Your loved one is in immigration detention, so how do you get them out when a trial is pending? It can be a challenge, but getting an immigration bond to release them from custody until their court appearance may be possible depending on their case. However, some cases are not eligible for release and are subject to mandatory detention. For example, an aggravated felony (an immigration term which may include misdemeanors) or misdemeanors such as armed robbery or distribution of controlled substances is not eligible for release from immigration detention if a loved one attempts to post bond. However, many crimes are not subject to mandatory detention, so bonds are possible, although they need to be analyzed case by case.
The U.S. Immigration and Customs Enforcement (ICE) is a government organization responsible for arresting and detaining foreign nationals. It is in their authority to release a person on their own recognizance, in which case, you won’t need to pay for a bond or they could set a bond. However, if ICE has denied bond or given a high bond, often people request a bond with an immigration judge under what is deemed a Motion for Bond Redetermination.
How Do I Request a Bond?
To request a bond redetermination, it is best to file a Motion for Bond Redetermination. It is also very useful to work with a competent immigration attorney for a bond motion because many factors go into analyzing bonds, such as whether the person is subject to mandatory detention, whether s/he is a flight risk, and if s/he is a threat to society and ability to pay for bond if granted. If you request it, you may have a formal bond hearing to discuss releasing your loved one from immigration detention.
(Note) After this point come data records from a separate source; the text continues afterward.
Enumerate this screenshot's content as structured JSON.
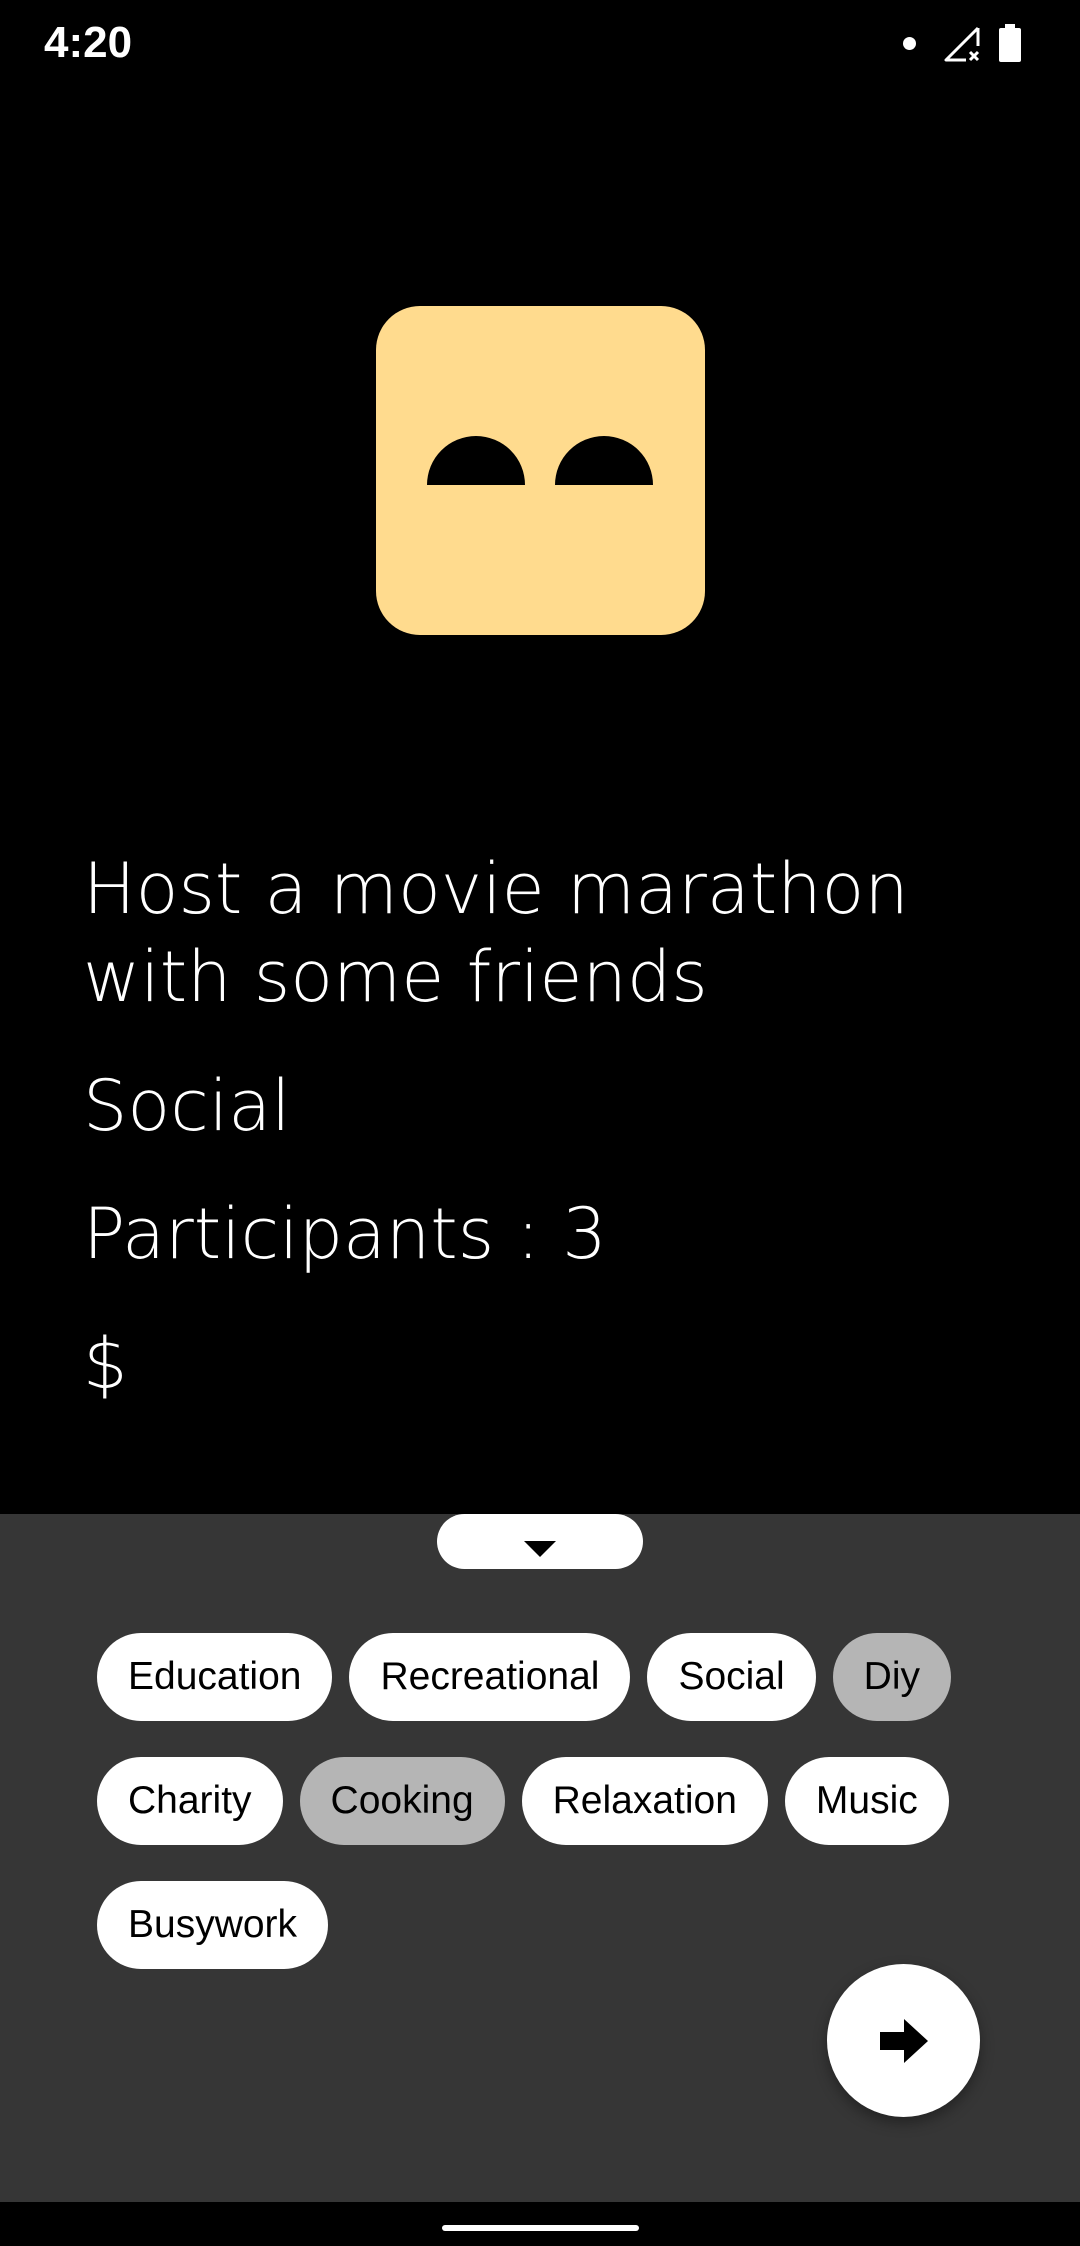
{
  "status_bar": {
    "time": "4:20",
    "icons": [
      "notification-dot-icon",
      "no-signal-icon",
      "battery-icon"
    ]
  },
  "mascot": {
    "icon": "face-icon",
    "color": "#ffdb8e"
  },
  "activity": {
    "title": "Host a movie marathon with some friends",
    "type": "Social",
    "participants": "Participants : 3",
    "price": "$"
  },
  "sheet": {
    "handle_icon": "chevron-down-icon",
    "background": "#363636",
    "chips": [
      {
        "label": "Education",
        "selected": false
      },
      {
        "label": "Recreational",
        "selected": false
      },
      {
        "label": "Social",
        "selected": false
      },
      {
        "label": "Diy",
        "selected": true
      },
      {
        "label": "Charity",
        "selected": false
      },
      {
        "label": "Cooking",
        "selected": true
      },
      {
        "label": "Relaxation",
        "selected": false
      },
      {
        "label": "Music",
        "selected": false
      },
      {
        "label": "Busywork",
        "selected": false
      }
    ],
    "fab_icon": "arrow-right-icon"
  }
}
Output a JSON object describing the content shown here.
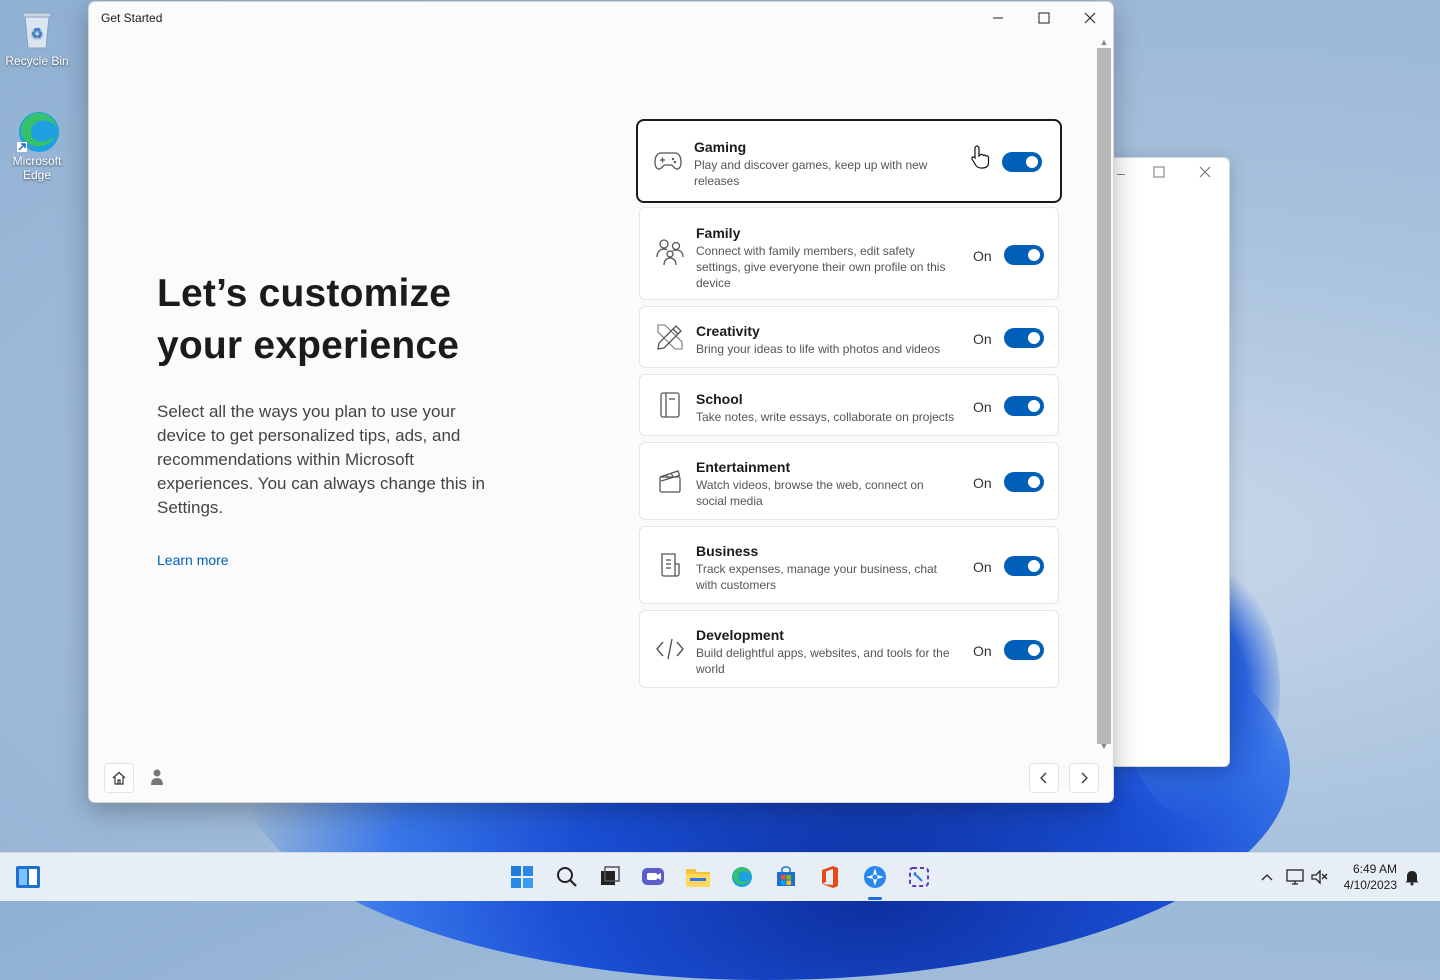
{
  "desktop": {
    "icons": [
      {
        "label": "Recycle Bin",
        "icon": "recycle-bin-icon"
      },
      {
        "label": "Microsoft Edge",
        "icon": "edge-icon"
      }
    ]
  },
  "window": {
    "title": "Get Started",
    "heading_line1": "Let’s customize",
    "heading_line2": "your experience",
    "description": "Select all the ways you plan to use your device to get personalized tips, ads, and recommendations within Microsoft experiences. You can always change this in Settings.",
    "learn_more": "Learn more"
  },
  "cards": [
    {
      "name": "Gaming",
      "desc": "Play and discover games, keep up with new releases",
      "state": "",
      "icon": "gamepad-icon",
      "on": true
    },
    {
      "name": "Family",
      "desc": "Connect with family members, edit safety settings, give everyone their own profile on this device",
      "state": "On",
      "icon": "family-icon",
      "on": true
    },
    {
      "name": "Creativity",
      "desc": "Bring your ideas to life with photos and videos",
      "state": "On",
      "icon": "pencil-ruler-icon",
      "on": true
    },
    {
      "name": "School",
      "desc": "Take notes, write essays, collaborate on projects",
      "state": "On",
      "icon": "notebook-icon",
      "on": true
    },
    {
      "name": "Entertainment",
      "desc": "Watch videos, browse the web, connect on social media",
      "state": "On",
      "icon": "clapperboard-icon",
      "on": true
    },
    {
      "name": "Business",
      "desc": "Track expenses, manage your business, chat with customers",
      "state": "On",
      "icon": "document-icon",
      "on": true
    },
    {
      "name": "Development",
      "desc": "Build delightful apps, websites, and tools for the world",
      "state": "On",
      "icon": "code-icon",
      "on": true
    }
  ],
  "taskbar": {
    "time": "6:49 AM",
    "date": "4/10/2023"
  },
  "colors": {
    "accent": "#005fb8"
  }
}
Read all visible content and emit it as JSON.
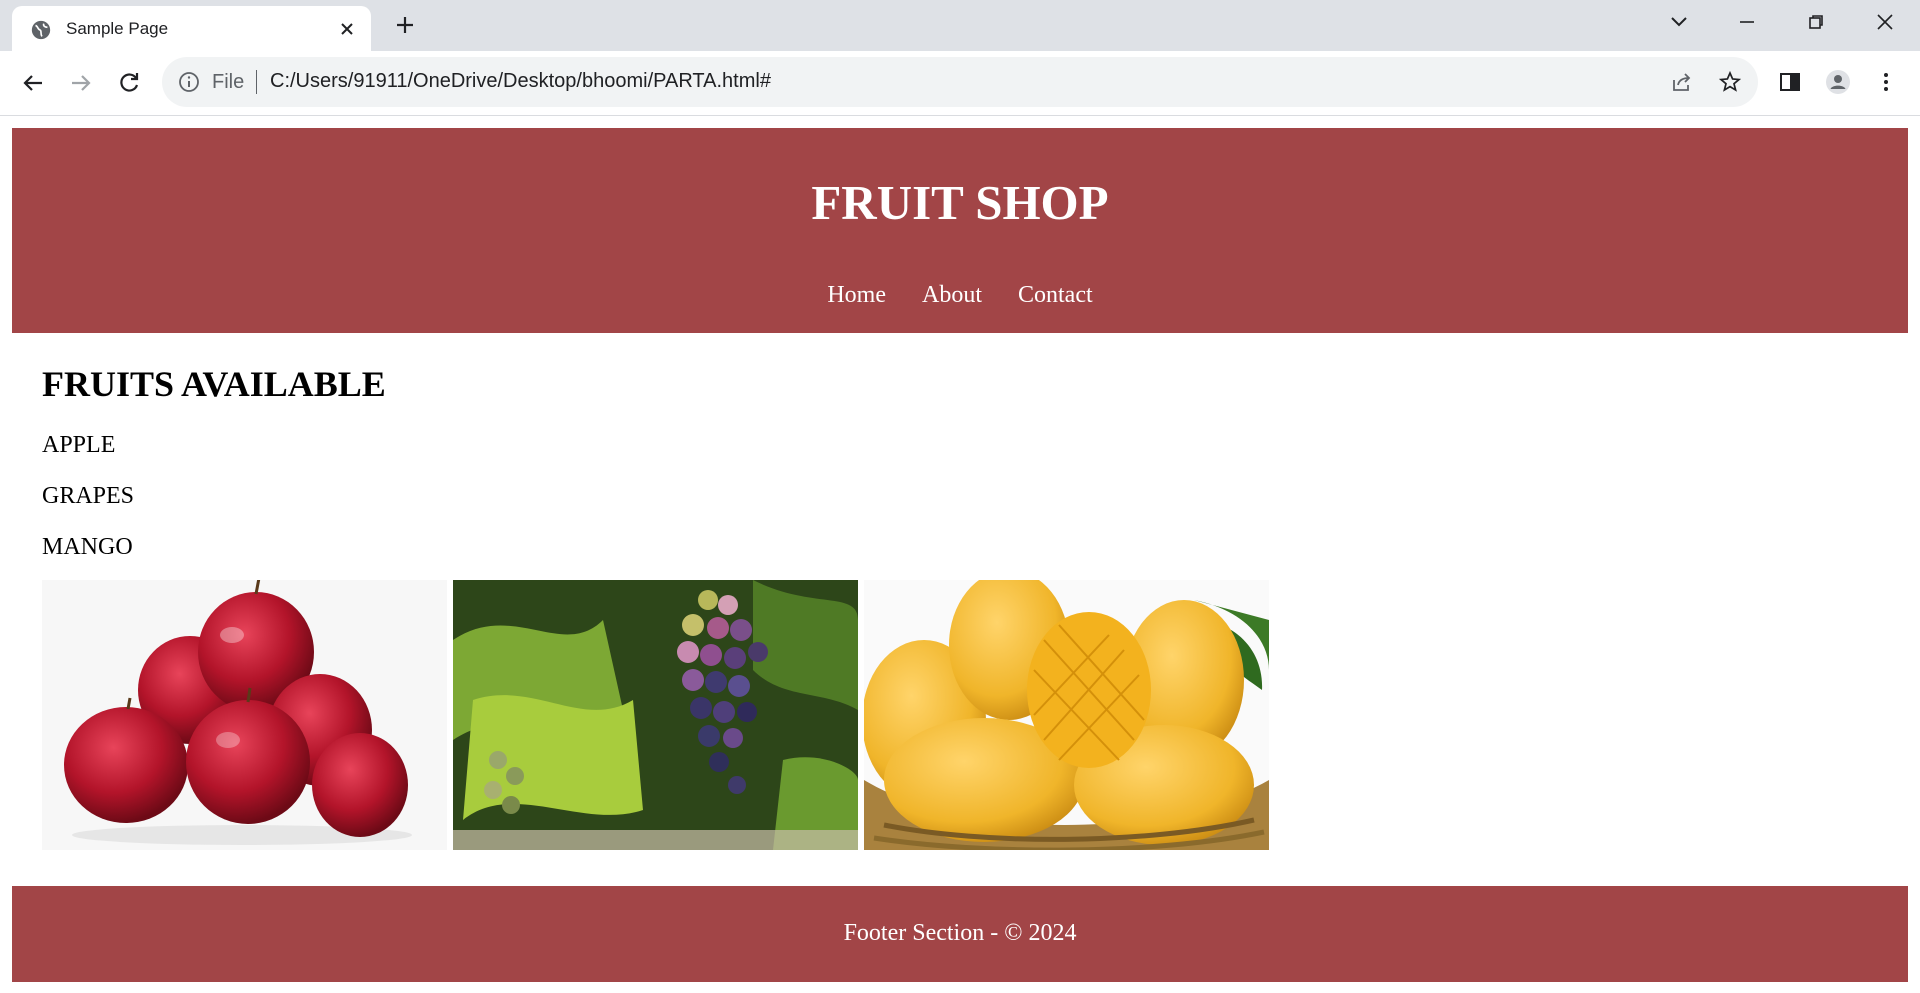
{
  "browser": {
    "tab": {
      "title": "Sample Page"
    },
    "address_bar": {
      "scheme_label": "File",
      "url": "C:/Users/91911/OneDrive/Desktop/bhoomi/PARTA.html#"
    }
  },
  "page": {
    "header": {
      "title": "FRUIT SHOP",
      "nav": [
        "Home",
        "About",
        "Contact"
      ]
    },
    "section": {
      "heading": "FRUITS AVAILABLE",
      "items": [
        "APPLE",
        "GRAPES",
        "MANGO"
      ]
    },
    "images": [
      {
        "subject": "red apples"
      },
      {
        "subject": "grapes on vine"
      },
      {
        "subject": "mangoes in basket"
      }
    ],
    "footer": {
      "text": "Footer Section - © 2024"
    },
    "colors": {
      "brand": "#a24547",
      "text_on_brand": "#ffffff"
    }
  }
}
The amount of the bond is determined either by ICE or an immigration judge, and it will be based on several factors, including the person’s immigration status, any criminal background, employment situation, and any family ties they have in the United States. If the detainee is determined to be a flight risk, the bond amount can be higher.
To pay for the bond, you may decide to use a surety bond (which is paid to a bond agent, not to our firm) at a percentage (could be 10-15%) of the total bond amount, and you offer a collateral in case you do not pay in time or at all). The other option is a cash bond, in which the full bond amount is paid directly to ICE, and it may be refunded later. These cash bonds are payable by cash, money order, cashier’s check, or U.S. bonds/notes.
Two Types of Immigration Bonds
Undocumented immigrants (also called “illegal aliens”) in ICE custody may be eligible for one of two different bond types:
- Delivery bond: the detainee can be released on a delivery bond, which ensures they will show up to all immigration hearings. It allows the detainee to leave immigration detention to spend time with family, as well as consult with an immigration lawyer leading up to their court hearing date. Usually, the minimum bond amount is $1,500, but maybe up to $10,000 depending on the assessment of the detainee’s risk factors.
- Voluntary departure bond: Certain detainees have the option to voluntarily leave the country at their own expense in a specific time period. This bond is paid in full to ICE and is refundable once the detainee has returned to their home country. If the person fails to leave by the specified date, they forfeit the bond money. These usually cost up to $500.
Trying to get your loved one out of immigration detention? The Modi Law Firm, PLLC may be able to help. Contact us today to speak to a skilled immigration lawyer at (832) 514-4030 or contact us online for a quick reply.